(ABOUT THIS EXERCISE): Scan the entries below for the word "content" and copy every line where it turns up.

Dataset rows for apps and sites
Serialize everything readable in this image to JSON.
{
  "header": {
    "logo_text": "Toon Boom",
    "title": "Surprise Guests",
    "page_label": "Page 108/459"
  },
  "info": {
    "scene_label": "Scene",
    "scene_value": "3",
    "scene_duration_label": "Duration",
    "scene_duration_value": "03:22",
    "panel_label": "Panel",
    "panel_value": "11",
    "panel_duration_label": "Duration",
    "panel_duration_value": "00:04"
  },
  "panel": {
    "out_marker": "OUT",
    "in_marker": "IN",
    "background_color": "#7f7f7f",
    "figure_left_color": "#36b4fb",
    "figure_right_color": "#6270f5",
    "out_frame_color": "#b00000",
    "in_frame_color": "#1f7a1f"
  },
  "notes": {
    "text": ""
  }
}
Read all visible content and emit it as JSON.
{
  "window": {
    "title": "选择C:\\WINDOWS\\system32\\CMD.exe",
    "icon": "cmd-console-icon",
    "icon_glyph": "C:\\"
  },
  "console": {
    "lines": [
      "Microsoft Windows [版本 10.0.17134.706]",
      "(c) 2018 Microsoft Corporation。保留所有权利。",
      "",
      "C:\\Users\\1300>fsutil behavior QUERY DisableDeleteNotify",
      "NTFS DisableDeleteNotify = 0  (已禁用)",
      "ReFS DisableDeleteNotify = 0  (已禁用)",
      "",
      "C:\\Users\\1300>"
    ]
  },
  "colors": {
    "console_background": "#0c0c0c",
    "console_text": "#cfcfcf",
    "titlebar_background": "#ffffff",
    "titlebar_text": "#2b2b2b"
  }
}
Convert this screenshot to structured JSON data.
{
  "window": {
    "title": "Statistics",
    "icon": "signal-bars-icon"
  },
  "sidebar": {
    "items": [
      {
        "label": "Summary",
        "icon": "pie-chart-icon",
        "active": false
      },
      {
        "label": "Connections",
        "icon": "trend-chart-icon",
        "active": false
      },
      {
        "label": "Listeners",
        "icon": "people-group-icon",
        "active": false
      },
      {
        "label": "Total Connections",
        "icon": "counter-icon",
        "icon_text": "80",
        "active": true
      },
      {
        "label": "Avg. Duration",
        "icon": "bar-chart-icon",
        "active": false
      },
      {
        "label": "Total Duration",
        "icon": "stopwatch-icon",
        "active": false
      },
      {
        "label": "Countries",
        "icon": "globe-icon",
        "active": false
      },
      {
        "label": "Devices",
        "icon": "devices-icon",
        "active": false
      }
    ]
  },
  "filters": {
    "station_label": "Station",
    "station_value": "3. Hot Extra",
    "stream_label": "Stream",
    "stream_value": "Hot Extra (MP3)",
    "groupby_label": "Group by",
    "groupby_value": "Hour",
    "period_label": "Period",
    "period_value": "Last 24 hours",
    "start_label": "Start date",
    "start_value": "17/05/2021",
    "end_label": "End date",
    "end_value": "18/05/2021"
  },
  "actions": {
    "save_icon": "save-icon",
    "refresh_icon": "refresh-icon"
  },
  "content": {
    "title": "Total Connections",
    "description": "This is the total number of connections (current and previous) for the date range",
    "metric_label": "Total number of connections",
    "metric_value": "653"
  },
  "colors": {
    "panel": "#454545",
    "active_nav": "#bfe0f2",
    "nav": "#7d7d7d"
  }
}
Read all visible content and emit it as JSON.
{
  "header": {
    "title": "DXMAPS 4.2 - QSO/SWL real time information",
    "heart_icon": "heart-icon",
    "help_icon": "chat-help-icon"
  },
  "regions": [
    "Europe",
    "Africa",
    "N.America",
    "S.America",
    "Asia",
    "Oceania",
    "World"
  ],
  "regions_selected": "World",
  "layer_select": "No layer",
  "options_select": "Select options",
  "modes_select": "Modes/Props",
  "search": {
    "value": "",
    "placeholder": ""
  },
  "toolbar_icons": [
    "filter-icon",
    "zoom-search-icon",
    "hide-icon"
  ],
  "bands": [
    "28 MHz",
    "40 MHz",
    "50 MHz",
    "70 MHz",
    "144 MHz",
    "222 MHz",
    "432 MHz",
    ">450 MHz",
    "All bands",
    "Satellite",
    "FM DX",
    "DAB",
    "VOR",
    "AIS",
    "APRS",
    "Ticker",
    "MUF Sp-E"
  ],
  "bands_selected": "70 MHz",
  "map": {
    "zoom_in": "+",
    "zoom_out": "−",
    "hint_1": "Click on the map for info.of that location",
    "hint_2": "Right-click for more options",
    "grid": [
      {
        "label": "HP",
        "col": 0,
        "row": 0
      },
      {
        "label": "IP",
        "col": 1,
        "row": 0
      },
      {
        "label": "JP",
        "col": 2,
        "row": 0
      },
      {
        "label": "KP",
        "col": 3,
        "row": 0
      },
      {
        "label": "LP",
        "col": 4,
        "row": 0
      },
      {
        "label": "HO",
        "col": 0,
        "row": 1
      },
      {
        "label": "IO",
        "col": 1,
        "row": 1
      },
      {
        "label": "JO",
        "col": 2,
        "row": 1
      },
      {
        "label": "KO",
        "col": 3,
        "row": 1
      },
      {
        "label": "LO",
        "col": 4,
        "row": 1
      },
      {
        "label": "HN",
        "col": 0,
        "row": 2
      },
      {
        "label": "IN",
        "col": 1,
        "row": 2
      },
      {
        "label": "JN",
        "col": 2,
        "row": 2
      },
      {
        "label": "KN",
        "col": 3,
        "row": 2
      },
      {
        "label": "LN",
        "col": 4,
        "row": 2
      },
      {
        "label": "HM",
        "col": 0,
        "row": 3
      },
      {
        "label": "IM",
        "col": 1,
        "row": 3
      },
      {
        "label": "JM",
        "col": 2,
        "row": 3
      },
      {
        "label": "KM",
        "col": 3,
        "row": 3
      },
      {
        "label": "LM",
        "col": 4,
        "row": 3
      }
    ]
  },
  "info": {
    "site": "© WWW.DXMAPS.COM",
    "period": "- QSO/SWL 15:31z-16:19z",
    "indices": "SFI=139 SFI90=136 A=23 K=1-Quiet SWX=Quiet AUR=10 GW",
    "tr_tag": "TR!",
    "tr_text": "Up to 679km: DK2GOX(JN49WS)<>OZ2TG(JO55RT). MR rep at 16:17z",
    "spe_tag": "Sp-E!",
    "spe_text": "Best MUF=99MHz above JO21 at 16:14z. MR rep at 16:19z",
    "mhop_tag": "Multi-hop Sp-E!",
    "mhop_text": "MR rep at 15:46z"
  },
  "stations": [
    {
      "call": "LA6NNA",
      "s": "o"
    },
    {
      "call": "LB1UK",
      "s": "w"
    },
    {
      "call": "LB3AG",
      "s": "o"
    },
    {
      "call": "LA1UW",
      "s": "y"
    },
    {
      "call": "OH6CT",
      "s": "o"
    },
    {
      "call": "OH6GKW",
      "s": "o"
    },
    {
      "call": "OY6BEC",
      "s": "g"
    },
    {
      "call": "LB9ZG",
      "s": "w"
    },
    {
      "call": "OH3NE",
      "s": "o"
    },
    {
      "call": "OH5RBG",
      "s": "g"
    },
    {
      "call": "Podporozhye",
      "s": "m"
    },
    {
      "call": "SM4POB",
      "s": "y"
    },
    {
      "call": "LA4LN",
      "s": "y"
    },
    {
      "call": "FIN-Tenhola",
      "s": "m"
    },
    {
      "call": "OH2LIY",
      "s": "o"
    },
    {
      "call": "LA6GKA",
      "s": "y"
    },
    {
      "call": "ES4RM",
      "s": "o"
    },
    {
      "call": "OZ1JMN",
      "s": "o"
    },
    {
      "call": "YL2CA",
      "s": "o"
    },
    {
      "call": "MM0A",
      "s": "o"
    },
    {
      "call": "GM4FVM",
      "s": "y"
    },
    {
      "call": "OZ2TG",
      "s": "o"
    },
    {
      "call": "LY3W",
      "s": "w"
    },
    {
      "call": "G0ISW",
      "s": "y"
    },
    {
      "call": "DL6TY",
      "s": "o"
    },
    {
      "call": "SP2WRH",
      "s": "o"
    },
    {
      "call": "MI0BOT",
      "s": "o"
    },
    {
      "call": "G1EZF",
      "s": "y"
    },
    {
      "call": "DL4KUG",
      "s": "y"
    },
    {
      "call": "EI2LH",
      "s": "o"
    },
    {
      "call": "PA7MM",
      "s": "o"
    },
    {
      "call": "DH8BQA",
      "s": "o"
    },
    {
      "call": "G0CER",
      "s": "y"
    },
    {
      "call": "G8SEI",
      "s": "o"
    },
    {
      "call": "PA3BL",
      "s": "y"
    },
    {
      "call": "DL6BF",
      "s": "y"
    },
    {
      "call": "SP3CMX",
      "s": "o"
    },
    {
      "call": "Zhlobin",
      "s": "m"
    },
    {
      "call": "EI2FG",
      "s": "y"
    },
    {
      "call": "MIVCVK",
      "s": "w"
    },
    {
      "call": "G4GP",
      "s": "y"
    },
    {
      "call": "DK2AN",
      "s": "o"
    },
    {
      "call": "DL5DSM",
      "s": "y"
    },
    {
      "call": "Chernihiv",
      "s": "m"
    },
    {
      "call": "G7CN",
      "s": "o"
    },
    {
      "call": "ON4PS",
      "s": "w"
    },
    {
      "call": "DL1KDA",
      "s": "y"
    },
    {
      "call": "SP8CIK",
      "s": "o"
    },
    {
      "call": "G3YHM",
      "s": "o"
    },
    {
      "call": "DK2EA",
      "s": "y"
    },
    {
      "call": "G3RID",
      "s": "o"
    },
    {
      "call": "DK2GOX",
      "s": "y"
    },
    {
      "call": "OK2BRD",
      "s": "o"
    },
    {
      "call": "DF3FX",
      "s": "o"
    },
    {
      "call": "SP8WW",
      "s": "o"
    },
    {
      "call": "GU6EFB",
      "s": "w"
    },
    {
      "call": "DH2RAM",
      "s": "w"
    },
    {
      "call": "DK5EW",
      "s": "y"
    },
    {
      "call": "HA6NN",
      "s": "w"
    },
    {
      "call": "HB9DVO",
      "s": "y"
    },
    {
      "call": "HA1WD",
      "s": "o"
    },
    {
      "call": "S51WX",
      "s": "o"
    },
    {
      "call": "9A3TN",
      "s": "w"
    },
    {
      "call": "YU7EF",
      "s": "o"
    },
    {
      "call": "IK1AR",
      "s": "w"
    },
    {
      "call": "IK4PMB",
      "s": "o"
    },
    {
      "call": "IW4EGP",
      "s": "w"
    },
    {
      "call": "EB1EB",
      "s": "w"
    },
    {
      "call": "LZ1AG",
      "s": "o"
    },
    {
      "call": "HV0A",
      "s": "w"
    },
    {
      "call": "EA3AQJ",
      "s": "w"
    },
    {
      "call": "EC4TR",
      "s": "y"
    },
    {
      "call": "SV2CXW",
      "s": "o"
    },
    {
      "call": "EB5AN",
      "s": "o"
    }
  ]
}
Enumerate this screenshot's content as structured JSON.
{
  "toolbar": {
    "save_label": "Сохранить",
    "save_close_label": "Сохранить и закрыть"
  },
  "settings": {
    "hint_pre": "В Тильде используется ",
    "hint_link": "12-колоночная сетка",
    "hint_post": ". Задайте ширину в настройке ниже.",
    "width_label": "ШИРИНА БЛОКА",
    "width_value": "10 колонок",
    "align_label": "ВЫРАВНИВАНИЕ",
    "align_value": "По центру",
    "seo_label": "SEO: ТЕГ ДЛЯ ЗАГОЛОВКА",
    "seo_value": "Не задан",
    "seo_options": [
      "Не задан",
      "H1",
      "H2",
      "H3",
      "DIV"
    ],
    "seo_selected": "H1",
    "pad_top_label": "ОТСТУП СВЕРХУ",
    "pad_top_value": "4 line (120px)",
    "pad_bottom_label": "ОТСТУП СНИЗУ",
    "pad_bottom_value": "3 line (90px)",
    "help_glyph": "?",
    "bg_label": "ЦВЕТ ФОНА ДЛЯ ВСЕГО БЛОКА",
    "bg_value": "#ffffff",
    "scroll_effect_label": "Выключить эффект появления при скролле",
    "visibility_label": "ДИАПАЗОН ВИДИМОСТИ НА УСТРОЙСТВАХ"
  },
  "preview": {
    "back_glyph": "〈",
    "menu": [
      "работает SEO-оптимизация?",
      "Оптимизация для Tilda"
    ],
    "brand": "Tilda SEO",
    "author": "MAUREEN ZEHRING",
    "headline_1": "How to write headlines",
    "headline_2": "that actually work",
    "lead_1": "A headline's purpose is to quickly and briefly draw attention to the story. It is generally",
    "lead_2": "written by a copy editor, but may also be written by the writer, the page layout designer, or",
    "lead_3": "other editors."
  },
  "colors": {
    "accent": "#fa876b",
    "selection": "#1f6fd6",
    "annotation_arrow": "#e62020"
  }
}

(ANSWER TO THE PROBLEM):
Read all visible content and emit it as JSON.
  "content": {
Read all visible content and emit it as JSON.
Enumerate this screenshot's content as structured JSON.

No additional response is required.